After yesterday’s drenching today’s weather came as a great relief – not only as I was able to get out for a dry (if breezy) ride, but also as I’ve been able to dry everything from yesterday’s ride, and clean the house with windows and doors wide open. I’ve even let the fire go out.
The ride was to Luc-en-Diois and most of Gorges-des-Gâts, the latter mostly to see if the amazing icicles we saw on Wednesday were still there. They weren’t. Still, the gorge is always worth seeing, and the gentle descent back to Châtillon always a delight.
One bonus from yesterday: a Meyrosse which was full enough to make the waterfall near home especially pretty. I’ll be going that way on my departure back to Devon tonight.
I’ll be back here after Easter. Press the ‘follow’ button on the blog and you’ll know when I’m back.
It serves me right for thinking the worst of the rain had passed. Well, it probably had – it had been raining all day, with some heavy downpours mixed in – but that didn’t mean to say I wouldn’t get drenched. By 3pm, any ambitions for a longer ride had passed, and a quick Quint loop was the remaining option.
I got drenched.
And as I returned home, blue sky appeared for just long enough for the sun to put in an appearance before disappearing behind some well-washed mountains. Great timing. Oh well, weather will be weather. And it’s what makes the area what it is.
A warmer start to the day today, and no risk of early ice on main roads, so I headed south for a standard La Charce – La Motte-Chalancon – Roanne valley route to make the most of the morning sun forecast. Though, as you know, nothing really classes as ‘standard’ around here.
I guessed correctly on the weather today. Unlike yesterday, this morning’s weather did all it could to persaude me to stay in the house: dense drizzle, clouds lurking in all the valley’s nooks and crannies, and not warm.
A quick study of the rainfall radar suggested that heading west would at least keep me dry, so a simple Drôme route – out to Livron on the north bank, over the Drôme there, and a return on the south bank. It’s flatter than anything I can do in Devon, with about 350m of descent (with a few gentle undulations) in the outward 35 miles to Livron. You’ll not be surprised that there’s 350m to ascend for the return. And you’ll see from the photos that the weather was decidedly pleasant after les Trois Becs. Die, however, was still shrouded in gloom on my return.
Actually, you’ll notice I made a short detour on the return leg. I didn’t know they’d honoured me with a valley and a mountain named after me. It see.ed only polite to pay a visit, even though there was no official welcoming party. An ascent of my mountain, however, will have to wait for another day.

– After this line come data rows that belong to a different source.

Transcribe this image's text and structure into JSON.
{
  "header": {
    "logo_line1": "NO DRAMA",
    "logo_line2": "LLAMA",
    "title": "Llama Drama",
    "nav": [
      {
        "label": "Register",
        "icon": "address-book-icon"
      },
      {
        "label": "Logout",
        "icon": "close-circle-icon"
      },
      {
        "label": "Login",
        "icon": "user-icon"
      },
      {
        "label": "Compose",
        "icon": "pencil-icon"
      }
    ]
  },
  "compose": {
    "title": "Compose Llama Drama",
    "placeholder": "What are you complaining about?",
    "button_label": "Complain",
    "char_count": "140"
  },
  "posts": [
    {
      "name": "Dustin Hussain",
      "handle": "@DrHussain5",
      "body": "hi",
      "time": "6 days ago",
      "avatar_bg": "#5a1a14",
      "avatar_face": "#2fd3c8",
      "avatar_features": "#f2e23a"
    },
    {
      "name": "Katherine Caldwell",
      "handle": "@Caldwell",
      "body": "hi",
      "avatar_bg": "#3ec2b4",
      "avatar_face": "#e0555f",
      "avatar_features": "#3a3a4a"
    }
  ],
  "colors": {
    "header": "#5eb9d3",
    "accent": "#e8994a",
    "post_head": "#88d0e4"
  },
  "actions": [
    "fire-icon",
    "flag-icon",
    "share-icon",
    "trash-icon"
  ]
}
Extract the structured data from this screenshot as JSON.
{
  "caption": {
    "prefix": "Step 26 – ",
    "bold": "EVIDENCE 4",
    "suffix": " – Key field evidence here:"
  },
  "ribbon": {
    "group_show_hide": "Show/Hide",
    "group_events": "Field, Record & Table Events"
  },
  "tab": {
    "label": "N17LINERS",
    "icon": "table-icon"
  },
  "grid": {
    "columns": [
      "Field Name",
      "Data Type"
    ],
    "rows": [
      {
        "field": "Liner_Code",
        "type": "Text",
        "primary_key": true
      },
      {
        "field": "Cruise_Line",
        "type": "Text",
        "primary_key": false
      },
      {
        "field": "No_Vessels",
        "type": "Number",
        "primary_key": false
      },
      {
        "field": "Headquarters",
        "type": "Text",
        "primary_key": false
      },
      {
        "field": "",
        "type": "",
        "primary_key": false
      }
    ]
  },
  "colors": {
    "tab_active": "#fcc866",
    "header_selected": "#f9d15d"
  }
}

It’s been feet all the way today, and the second walk of the day was a special request to meet my friends’ (the Wessons) new dog Herbie for a walk in the snow.
Tie that in with some extraordinary geology, and here are a few snaps of les Sucettes de Borne (the valley that leads to Borne village joins the Gorges des Gâts), and some 2- and 4-legged friends.
Sometimes I might have a grumble if my cycling is affected by the weather. But not this morning. Steady overnight snow left about 10cm at sunrise this morning (by which time the snow plough had already done all the local roads!), and it was time to go for the first walk of the day, just a short stroll from home. You’ll see why I’m not grumbling.
Oof, a reminder of how much cooler it is this February than last – my ascent was perfectly pleasant, the descent painfully cold. Still, it gave me an excuse to warm up with a hot coffee in Banette. And I’ve ticked off my first col de Rousset of 2018. I hope the rest will be warmer!
This morning was distinctly chilly, so with an unexpectedly serein ciel (not a cloud to be seen), I decided to give the roads time to thaw by going for a favourite local walk, towards Die via the cols of Romeyer and Bergu.
This is a pleasant circular 3-hour stroll for me from home, entirely safe and unscary, and with some excellent views. It’s also very will signposted, as long as you know the waypoints of the two cols, and the Gros Chêne (don’t miss the left turn at Cornet, if doing the route clockwise). You’ll also notice that you carry on climbing from col de Romeyer to col de Bergu: a reminder for cyclists that a col is the lowest point between peaks – it just so happens that it is often the highest point on the road.
In the photos you’ll notice the evidence of the forest fire of a couple of years ago, and the Gros Chêne.
It was anything but dull today. I woke up to a dense snow flurry, and next it was sunshine. And so it continued for the rest of the day.
I saved my ride (a there-and-back eoute to Saoû forest and the Col de Lauzun) for after my early lunch, as the precipitations were forecast to reduce, which indeed they did. However, I’m also glad they didn’t disappear completely, as not only did it provide some rather splendid scenes, but it gave me an excuse for bisyllabic alliteration. Definitely a good day.
I hope you’ll forgive my monosyllabic alliteration, but today’s weather wasn’t wholly inspiring… well, other than to eat hot soup and put more logs in the woodburner.
I had planned a shortish route to Saoû, but a cold shower turned me around at Saillans, so I made a detour over the col de Marignac for the return leg. The warmth of my house beckons.